## Alternatives

If possible, solve equations symbolically using solve, and then approximate the obtained symbolic results numerically using vpa. Using this approach, you get numeric approximations of all solutions found by the symbolic solver. Using the symbolic solver and postprocessing its results requires more time than using the numeric methods directly. This can significantly decrease performance.

expand all

### Tips

• vpasolve returns all solutions only for polynomial equations. For non-polynomial equations, there is no general method of finding all solutions numerically. When you solve a non-polynomial equation or system numerically, and the solutions exist, vpasolve returns only one solution.

• When you solve a system of rational equations, the toolbox transforms it to a polynomial system by multiplying out the denominators. vpasolve returns all solutions of the resulting polynomial system, including those that are also roots of these denominators.

• vpasolve ignores assumptions set on variables.

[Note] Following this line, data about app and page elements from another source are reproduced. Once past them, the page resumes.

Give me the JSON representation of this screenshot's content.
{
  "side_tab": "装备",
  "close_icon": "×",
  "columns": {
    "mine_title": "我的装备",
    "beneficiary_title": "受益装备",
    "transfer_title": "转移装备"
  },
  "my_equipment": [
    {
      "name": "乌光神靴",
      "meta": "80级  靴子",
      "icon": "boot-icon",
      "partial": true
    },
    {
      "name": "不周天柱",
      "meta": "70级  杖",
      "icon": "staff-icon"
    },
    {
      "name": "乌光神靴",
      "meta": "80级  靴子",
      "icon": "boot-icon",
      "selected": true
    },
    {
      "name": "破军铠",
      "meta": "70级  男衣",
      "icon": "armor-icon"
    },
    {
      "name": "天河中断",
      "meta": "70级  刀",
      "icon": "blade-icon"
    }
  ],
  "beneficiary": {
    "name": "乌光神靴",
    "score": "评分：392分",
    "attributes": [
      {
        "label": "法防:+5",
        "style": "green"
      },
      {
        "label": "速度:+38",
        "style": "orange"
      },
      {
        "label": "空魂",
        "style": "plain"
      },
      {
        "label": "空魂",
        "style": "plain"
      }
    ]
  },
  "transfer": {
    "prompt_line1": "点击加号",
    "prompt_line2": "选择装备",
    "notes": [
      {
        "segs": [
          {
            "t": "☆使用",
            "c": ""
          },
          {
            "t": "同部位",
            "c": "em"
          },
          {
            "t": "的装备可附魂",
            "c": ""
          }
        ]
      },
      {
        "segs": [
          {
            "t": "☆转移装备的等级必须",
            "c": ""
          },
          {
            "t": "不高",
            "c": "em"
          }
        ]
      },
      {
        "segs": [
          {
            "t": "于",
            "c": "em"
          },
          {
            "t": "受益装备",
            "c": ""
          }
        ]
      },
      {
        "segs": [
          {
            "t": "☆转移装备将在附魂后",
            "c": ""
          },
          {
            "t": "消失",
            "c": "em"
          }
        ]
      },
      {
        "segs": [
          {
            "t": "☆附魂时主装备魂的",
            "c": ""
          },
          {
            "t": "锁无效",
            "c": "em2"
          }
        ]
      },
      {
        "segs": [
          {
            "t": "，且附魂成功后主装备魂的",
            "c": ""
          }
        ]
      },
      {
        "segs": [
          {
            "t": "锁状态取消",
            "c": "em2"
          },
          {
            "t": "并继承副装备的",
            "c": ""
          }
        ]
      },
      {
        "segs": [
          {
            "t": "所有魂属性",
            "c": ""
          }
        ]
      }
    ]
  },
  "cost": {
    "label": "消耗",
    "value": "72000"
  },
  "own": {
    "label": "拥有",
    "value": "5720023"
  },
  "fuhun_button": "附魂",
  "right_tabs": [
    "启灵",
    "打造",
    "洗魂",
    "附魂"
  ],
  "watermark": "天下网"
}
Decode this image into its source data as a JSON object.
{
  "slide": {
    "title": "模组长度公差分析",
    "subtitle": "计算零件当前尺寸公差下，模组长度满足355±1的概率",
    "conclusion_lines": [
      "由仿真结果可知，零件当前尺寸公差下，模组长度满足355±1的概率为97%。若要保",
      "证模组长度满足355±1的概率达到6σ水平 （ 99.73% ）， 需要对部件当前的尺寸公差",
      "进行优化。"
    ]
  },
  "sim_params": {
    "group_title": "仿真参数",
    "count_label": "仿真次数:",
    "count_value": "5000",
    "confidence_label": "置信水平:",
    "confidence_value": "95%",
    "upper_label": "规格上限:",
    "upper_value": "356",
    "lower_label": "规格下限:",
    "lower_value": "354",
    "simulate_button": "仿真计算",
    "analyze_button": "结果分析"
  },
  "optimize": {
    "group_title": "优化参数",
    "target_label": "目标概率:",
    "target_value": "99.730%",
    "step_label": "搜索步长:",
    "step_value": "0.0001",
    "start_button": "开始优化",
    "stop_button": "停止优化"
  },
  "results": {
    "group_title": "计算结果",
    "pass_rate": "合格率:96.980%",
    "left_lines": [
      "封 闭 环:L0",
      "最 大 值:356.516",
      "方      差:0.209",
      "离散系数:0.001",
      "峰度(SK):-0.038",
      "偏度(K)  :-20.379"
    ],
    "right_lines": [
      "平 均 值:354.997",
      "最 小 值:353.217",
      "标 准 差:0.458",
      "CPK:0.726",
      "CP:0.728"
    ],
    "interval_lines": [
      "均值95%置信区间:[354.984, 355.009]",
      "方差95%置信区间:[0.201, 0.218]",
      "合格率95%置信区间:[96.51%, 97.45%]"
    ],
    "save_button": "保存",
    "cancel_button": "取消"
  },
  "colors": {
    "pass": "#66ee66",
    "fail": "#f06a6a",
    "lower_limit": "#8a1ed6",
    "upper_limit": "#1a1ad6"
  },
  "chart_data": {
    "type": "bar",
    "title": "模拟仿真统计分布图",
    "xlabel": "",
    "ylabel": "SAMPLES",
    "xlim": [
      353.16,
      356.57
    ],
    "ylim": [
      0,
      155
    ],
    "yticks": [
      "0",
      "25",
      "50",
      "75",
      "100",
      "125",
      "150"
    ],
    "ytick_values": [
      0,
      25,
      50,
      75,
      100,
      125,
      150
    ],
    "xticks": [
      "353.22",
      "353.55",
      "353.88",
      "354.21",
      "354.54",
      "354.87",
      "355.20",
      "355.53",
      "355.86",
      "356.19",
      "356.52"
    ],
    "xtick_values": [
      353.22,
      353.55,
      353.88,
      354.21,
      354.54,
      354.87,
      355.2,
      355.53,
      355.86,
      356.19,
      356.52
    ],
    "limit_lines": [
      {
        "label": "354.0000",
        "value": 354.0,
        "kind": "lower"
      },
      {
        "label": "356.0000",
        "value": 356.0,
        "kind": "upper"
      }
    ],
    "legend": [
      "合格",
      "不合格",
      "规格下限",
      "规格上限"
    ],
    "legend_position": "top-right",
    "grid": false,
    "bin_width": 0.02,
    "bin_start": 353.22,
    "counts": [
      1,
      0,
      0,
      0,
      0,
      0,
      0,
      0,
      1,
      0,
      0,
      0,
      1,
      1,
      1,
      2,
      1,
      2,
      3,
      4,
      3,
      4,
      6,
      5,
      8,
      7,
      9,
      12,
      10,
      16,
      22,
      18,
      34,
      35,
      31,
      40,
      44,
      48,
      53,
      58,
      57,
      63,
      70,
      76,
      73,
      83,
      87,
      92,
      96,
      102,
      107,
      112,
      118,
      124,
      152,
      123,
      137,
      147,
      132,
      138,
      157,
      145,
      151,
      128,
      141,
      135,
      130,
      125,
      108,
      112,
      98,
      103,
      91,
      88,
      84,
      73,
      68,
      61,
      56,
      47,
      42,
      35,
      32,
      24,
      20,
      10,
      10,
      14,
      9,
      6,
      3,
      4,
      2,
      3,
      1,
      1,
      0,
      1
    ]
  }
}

You can restrict the returned results to particular ranges by specifying appropriate search ranges using the argument init_guess.

• If init_guess specifies a search range [a, b], and the values a, b are complex numbers, then vpasolve searches for the solutions in the rectangular search area in the complex plane. Here a specifies the bottom-left corner of the rectangular search area, and b specifies the top-right corner of that area.

• If vars is a vector, then init_guess can be a scalar, a vector of the same length as vars, or a matrix with two columns and the number of rows equal to the number of vars. If vars is a vector and init_guess is a scalar, then init_guess is expanded into a vector of the same length as vars with all elements equal to init_guess.

• The output variables y1,...,yN do not specify the variables for which vpasolve solves equations or systems. If y1,...,yN are the variables that appear in eqns, that does not guarantee that vpasolve(eqns) will assign the solutions to y1,...,yN using the correct order. Thus, for the call [a,b] = vpasolve(eqns), you might get the solutions for a assigned to b and vice versa.

To ensure the order of the returned solutions, specify the variables vars. For example, the call [b,a] = vpasolve(eqns,b,a) assigns the solutions for a assigned to a and the solutions for b assigned to b.